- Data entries
..........

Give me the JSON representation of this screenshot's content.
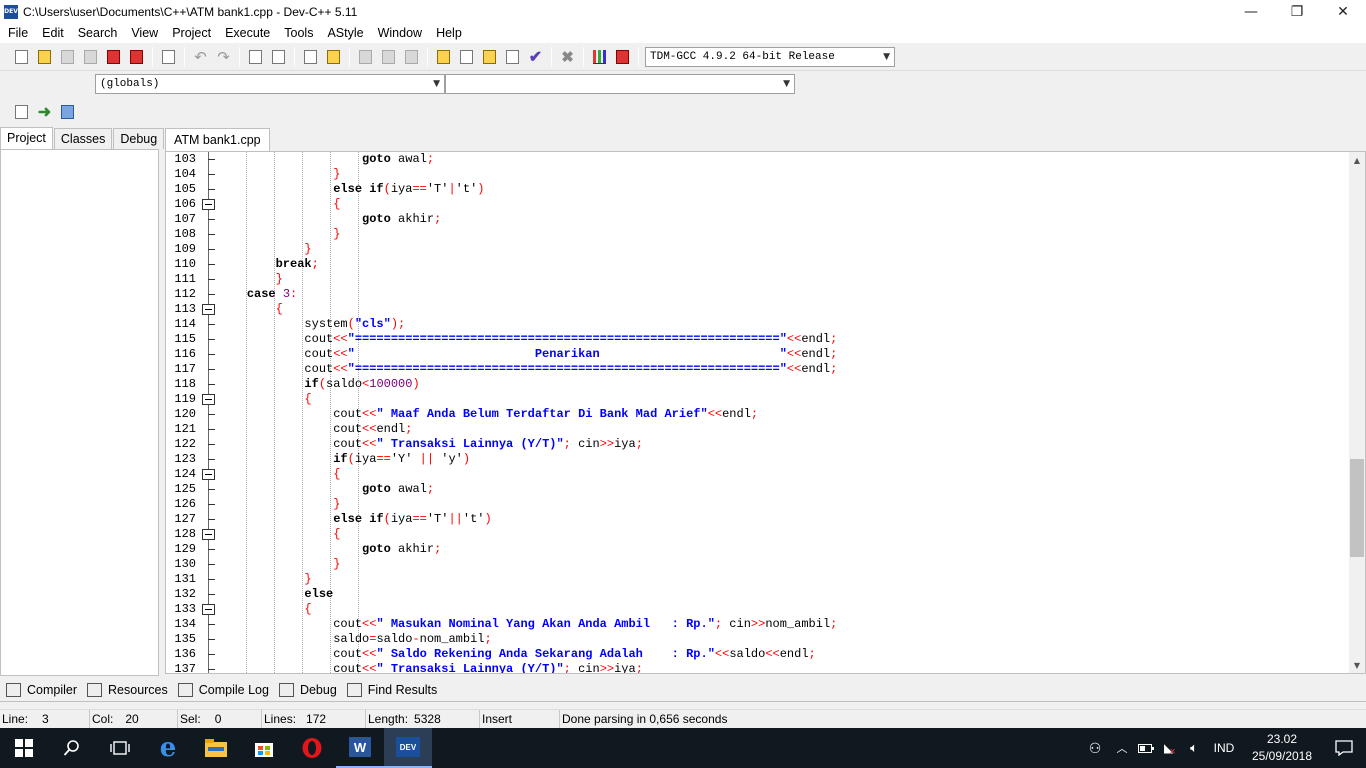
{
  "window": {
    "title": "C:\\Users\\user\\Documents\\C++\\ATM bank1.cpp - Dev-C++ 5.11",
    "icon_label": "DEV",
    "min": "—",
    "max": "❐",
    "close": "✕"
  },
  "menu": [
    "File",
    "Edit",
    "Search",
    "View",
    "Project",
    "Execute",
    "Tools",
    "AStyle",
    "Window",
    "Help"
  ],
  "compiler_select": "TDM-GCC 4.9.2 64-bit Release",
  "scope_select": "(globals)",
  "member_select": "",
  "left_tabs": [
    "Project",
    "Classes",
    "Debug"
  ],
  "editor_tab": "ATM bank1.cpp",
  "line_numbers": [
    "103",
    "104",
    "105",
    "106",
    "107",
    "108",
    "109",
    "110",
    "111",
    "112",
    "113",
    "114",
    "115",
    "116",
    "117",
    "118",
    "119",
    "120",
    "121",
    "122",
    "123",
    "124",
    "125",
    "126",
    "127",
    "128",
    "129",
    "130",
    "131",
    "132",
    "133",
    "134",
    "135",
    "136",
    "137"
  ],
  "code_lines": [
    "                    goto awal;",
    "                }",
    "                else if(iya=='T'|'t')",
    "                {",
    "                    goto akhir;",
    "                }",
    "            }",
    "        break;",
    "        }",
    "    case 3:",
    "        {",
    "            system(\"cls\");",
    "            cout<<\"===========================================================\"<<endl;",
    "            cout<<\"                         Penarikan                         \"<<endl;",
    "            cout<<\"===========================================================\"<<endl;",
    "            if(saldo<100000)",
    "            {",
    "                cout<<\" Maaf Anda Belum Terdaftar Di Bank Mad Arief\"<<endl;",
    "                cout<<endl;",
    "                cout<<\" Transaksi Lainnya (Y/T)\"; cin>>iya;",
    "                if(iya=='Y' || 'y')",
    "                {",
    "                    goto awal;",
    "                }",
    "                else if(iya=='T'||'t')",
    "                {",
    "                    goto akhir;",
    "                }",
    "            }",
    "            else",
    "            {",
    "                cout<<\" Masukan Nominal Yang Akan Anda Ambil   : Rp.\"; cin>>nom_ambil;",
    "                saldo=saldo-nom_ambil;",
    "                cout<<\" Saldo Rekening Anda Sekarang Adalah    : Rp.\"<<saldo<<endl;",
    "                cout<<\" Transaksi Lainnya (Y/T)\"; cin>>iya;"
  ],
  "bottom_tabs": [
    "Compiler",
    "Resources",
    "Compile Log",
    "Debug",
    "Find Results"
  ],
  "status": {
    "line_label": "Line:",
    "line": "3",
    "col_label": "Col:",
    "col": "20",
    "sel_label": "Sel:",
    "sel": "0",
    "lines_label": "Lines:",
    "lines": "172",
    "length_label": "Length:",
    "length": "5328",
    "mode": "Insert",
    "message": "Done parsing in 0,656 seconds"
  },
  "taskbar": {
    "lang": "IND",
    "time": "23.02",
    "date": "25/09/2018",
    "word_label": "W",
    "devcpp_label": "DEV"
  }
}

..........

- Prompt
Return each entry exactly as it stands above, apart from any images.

- Exercise answer
Give me the JSON representation of this screenshot's content.
{
  "window": {
    "title": "C:\\Users\\user\\Documents\\C++\\ATM bank1.cpp - Dev-C++ 5.11",
    "icon_label": "DEV",
    "min": "—",
    "max": "❐",
    "close": "✕"
  },
  "menu": [
    "File",
    "Edit",
    "Search",
    "View",
    "Project",
    "Execute",
    "Tools",
    "AStyle",
    "Window",
    "Help"
  ],
  "compiler_select": "TDM-GCC 4.9.2 64-bit Release",
  "scope_select": "(globals)",
  "member_select": "",
  "left_tabs": [
    "Project",
    "Classes",
    "Debug"
  ],
  "editor_tab": "ATM bank1.cpp",
  "line_numbers": [
    "103",
    "104",
    "105",
    "106",
    "107",
    "108",
    "109",
    "110",
    "111",
    "112",
    "113",
    "114",
    "115",
    "116",
    "117",
    "118",
    "119",
    "120",
    "121",
    "122",
    "123",
    "124",
    "125",
    "126",
    "127",
    "128",
    "129",
    "130",
    "131",
    "132",
    "133",
    "134",
    "135",
    "136",
    "137"
  ],
  "code_lines": [
    "                    goto awal;",
    "                }",
    "                else if(iya=='T'|'t')",
    "                {",
    "                    goto akhir;",
    "                }",
    "            }",
    "        break;",
    "        }",
    "    case 3:",
    "        {",
    "            system(\"cls\");",
    "            cout<<\"===========================================================\"<<endl;",
    "            cout<<\"                         Penarikan                         \"<<endl;",
    "            cout<<\"===========================================================\"<<endl;",
    "            if(saldo<100000)",
    "            {",
    "                cout<<\" Maaf Anda Belum Terdaftar Di Bank Mad Arief\"<<endl;",
    "                cout<<endl;",
    "                cout<<\" Transaksi Lainnya (Y/T)\"; cin>>iya;",
    "                if(iya=='Y' || 'y')",
    "                {",
    "                    goto awal;",
    "                }",
    "                else if(iya=='T'||'t')",
    "                {",
    "                    goto akhir;",
    "                }",
    "            }",
    "            else",
    "            {",
    "                cout<<\" Masukan Nominal Yang Akan Anda Ambil   : Rp.\"; cin>>nom_ambil;",
    "                saldo=saldo-nom_ambil;",
    "                cout<<\" Saldo Rekening Anda Sekarang Adalah    : Rp.\"<<saldo<<endl;",
    "                cout<<\" Transaksi Lainnya (Y/T)\"; cin>>iya;"
  ],
  "bottom_tabs": [
    "Compiler",
    "Resources",
    "Compile Log",
    "Debug",
    "Find Results"
  ],
  "status": {
    "line_label": "Line:",
    "line": "3",
    "col_label": "Col:",
    "col": "20",
    "sel_label": "Sel:",
    "sel": "0",
    "lines_label": "Lines:",
    "lines": "172",
    "length_label": "Length:",
    "length": "5328",
    "mode": "Insert",
    "message": "Done parsing in 0,656 seconds"
  },
  "taskbar": {
    "lang": "IND",
    "time": "23.02",
    "date": "25/09/2018",
    "word_label": "W",
    "devcpp_label": "DEV"
  }
}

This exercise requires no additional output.